The horse and his boy

THE
HORSE
AND
HIS BOY
C. S. LEWIS

THIS is the story of an adventure that happened in Narnia and Calormen and the lands between, in the Golden
Age when Peter was High King in Narnia and his brother and his two sisters were King and Queens under him.
In those days, far south in Calormen on a little creek of the sea, there lived a poor fisherman called Arsheesh,
And with him there lived a boy who called him Father. The boy’s name was Shasta. On most days Arsheesh
Went out in his boat to fish in the morning, and in the afternoon he harnessed his donkey to a cart and loaded
The cart with fish and went a mile or so southward to the village to sell it. If it had sold well he would come home
In a moderately good temper and say nothing to Shasta, but if it had sold badly he would find fault with him and
Perhaps beat him. There was always something to find fault with for Shasta had plenty of work to do, mending
And

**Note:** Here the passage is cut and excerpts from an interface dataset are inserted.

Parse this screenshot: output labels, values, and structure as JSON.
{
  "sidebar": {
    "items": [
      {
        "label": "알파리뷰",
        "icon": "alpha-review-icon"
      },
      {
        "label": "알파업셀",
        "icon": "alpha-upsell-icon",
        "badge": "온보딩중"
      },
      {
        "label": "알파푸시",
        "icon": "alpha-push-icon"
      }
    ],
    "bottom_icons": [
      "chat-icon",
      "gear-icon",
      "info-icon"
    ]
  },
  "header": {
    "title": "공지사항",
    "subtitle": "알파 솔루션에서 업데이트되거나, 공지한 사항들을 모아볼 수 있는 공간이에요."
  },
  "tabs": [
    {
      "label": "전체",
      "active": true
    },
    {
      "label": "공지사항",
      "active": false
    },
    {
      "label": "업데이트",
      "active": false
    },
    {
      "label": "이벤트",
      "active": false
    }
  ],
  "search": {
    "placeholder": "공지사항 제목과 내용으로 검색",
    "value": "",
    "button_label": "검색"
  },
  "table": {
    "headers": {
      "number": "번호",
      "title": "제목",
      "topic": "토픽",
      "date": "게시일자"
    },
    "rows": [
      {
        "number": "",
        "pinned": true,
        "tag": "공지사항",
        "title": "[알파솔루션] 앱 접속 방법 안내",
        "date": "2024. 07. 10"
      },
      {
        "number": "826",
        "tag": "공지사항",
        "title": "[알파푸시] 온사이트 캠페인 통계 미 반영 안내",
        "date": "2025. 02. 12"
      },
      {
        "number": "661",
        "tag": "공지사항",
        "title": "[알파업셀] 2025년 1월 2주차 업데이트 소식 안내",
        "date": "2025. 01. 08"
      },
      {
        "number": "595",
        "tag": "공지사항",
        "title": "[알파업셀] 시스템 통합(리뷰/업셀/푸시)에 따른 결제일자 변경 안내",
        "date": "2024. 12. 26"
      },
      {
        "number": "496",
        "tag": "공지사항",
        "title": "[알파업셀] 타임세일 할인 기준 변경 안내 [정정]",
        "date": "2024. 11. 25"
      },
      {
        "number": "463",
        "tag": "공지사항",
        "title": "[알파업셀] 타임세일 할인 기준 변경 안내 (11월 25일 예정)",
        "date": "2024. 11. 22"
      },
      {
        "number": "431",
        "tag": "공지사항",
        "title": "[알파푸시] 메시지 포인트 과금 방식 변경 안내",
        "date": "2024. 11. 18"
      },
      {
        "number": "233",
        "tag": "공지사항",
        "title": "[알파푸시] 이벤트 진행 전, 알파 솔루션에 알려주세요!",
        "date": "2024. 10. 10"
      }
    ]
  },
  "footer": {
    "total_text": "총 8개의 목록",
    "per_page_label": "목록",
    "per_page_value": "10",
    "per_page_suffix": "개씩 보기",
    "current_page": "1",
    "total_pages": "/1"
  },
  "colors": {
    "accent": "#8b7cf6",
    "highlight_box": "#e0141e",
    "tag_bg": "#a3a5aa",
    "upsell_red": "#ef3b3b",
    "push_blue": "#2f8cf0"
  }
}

washing the nets, cooking the supper, and cleaning the cottage in which they both lived.
Shasta was not at all interested in anything that lay south of his home because he had once or twice been to
The village with Arsheesh and he knew that there was nothing very interesting there. In the village he only met
Other men who were just like his father – men with long, dirty robes, and wooden shoes turned up at the toe, and
Turbans on their heads, and beards, talking to one another very slowly about things that sounded dull. But he was
Very interested in everything that lay to the North because no one ever went that way and he was never allowed
To go there himself. When he was sitting out of doors mending the nets, and all alone, he would often look
Eagerly to the North. One could see nothing but a grassy slope running up to a level ridge and beyond that the
Sky with perhaps a few birds in it.
Sometimes if Arsheesh was there Shasta would say, “O my Father, what is there beyond that hill?” And then if
The fisherman was in a bad temper he would box Shasta’s ears and tell him to attend to his work. Or if he was in
A peaceable mood he would say, “O my son, do not allow your mind to be distracted by idle questions. For one
Of the poets has said, `Application to business is the root of prosperity, but those who ask questions that do not
Concern them are steering the ship of folly towards the rock of indigence’.”
Shasta thought that beyond the hill there must be some delightful secret which his father wished to hide from
Him. In reality, however, the fisherman talked like this because he didn’t know what lay to the North. Neither did
He care. He had a very practical mind.
One day there came from the South a stranger who was unlike any man that Shasta had seen before. He rode
Upon a strong dappled horse with flowing mane and tail and his stirrups and bridle were inlaid with silver. The
Spike of a helmet projected from the middle of his silken turban and he wore a shirt of chain mail. By his side
Hung a curving scimitar, a round shield studded with bosses of brass hung at his back, and his right hand
Grasped a lance. His face was dark, but this did not surprise Shasta because all the people of Calormen are
Like that; what did surprise him was the man’s beard which was dyed crimson, and curled and gleaming with
Scented oil. But Arsheesh knew by the gold on the stranger’s bare arm that he was a Tarkaan or great lord, and
He bowed kneeling before him till his beard touched the earth and made signs to Shasta to kneel also.



The horse and his boy